First, I’d like to introduce an amazing word I came across in my travels through the internets recently: superfetation. Don’t know it? Well, superfetation happens to be “the formation of a fetus from a different menstrual cycle while another embryo is already present in the uterus,” according to the knowledge fellows over at wikipedia.
That a single word covers this phenomenon pleases me greatly.
I happened to notice this word on the very same day that my step-brother sent me an email letting me know that he was having a child. It was quite early in his wife’s pregnancy, so early, in fact, that he didn’t know the sex of the child. He had, however, already come up with gender-dependent names, which he shared with me (Aiden for boy, Kaitlyn for girl).
Call me superstitious, but prior to my son Jerod’s birth, there would have been no chance of my sharing his name with anyone (except his mother, my ex-wife, and then only because it felt fair to let her know what I was going to call her son). Giving up the name so early strikes me as a form of tempting the hand-of-God type activity, which—I know it’s a stretch—reminded me of superfetation.
How? Well, consider the dramatic upswing in multiple births in this country, which in and of itself smacks of religious retribution for late-age pregnancy and the use of fertility drugs instead of vigorous schtupping; then factor in the idea of determining the name of a child before the child even has a sex; add to that the possibility that more children can be created during the pregnancy (superfetation), in a sort-of-miracle (assuming you want many kids all at once) reminiscent of the Immaculate Conception only with fucking—and well, then, it seems to me the better part of valor not to mention the name of the child.
And yes, I mean that sharing the child’s name is the very sort of thing that a God, if he/she/they/whatever existed, potentially might not like and would furthermore consider a high-order provocation resulting in biblical-type smiting.
Keep it to yourself, I say!
Last word (from me) on names: check out namevoyager.com to chart the popularity of your child’s name.
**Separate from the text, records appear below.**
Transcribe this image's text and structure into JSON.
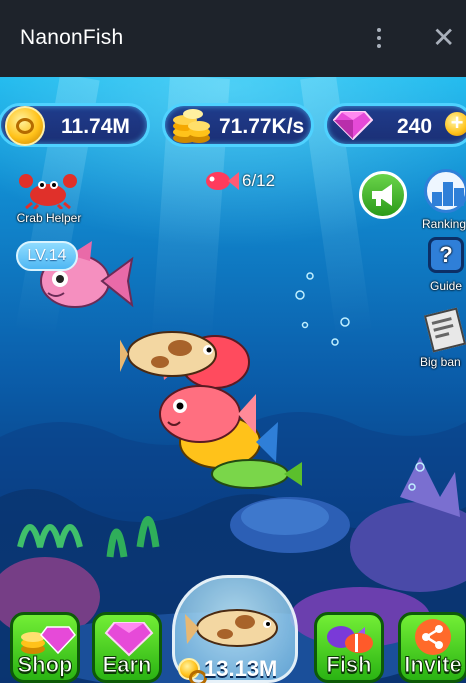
{
  "window": {
    "title": "NanonFish"
  },
  "stats": {
    "coins": "11.74M",
    "income": "71.77K/s",
    "gems": "240"
  },
  "tank": {
    "fish_count": "6/12"
  },
  "left_menu": {
    "crab_helper_label": "Crab Helper"
  },
  "featured_fish": {
    "level": "LV.14"
  },
  "right_menu": {
    "ranking_label": "Ranking",
    "guide_label": "Guide",
    "big_bang_label": "Big ban"
  },
  "bottom_bar": {
    "shop_label": "Shop",
    "earn_label": "Earn",
    "buy_fish_price": "13.13M",
    "fish_label": "Fish",
    "invite_label": "Invite"
  },
  "colors": {
    "titlebar": "#1e232b",
    "ocean_top": "#19b6ec",
    "ocean_bottom": "#0a2c6a",
    "button_green": "#3fca1f",
    "pill_border": "#4fd2ff"
  },
  "icons": [
    "coin-icon",
    "coin-stack-icon",
    "gem-icon",
    "plus-icon",
    "crab-icon",
    "fish-icon",
    "megaphone-icon",
    "podium-icon",
    "question-icon",
    "newspaper-icon",
    "share-icon",
    "more-vert-icon",
    "close-icon"
  ]
}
Jerod occurs once out of every 50 million births in the United States, and is, in the opinion of this particular website, associated with the color blue.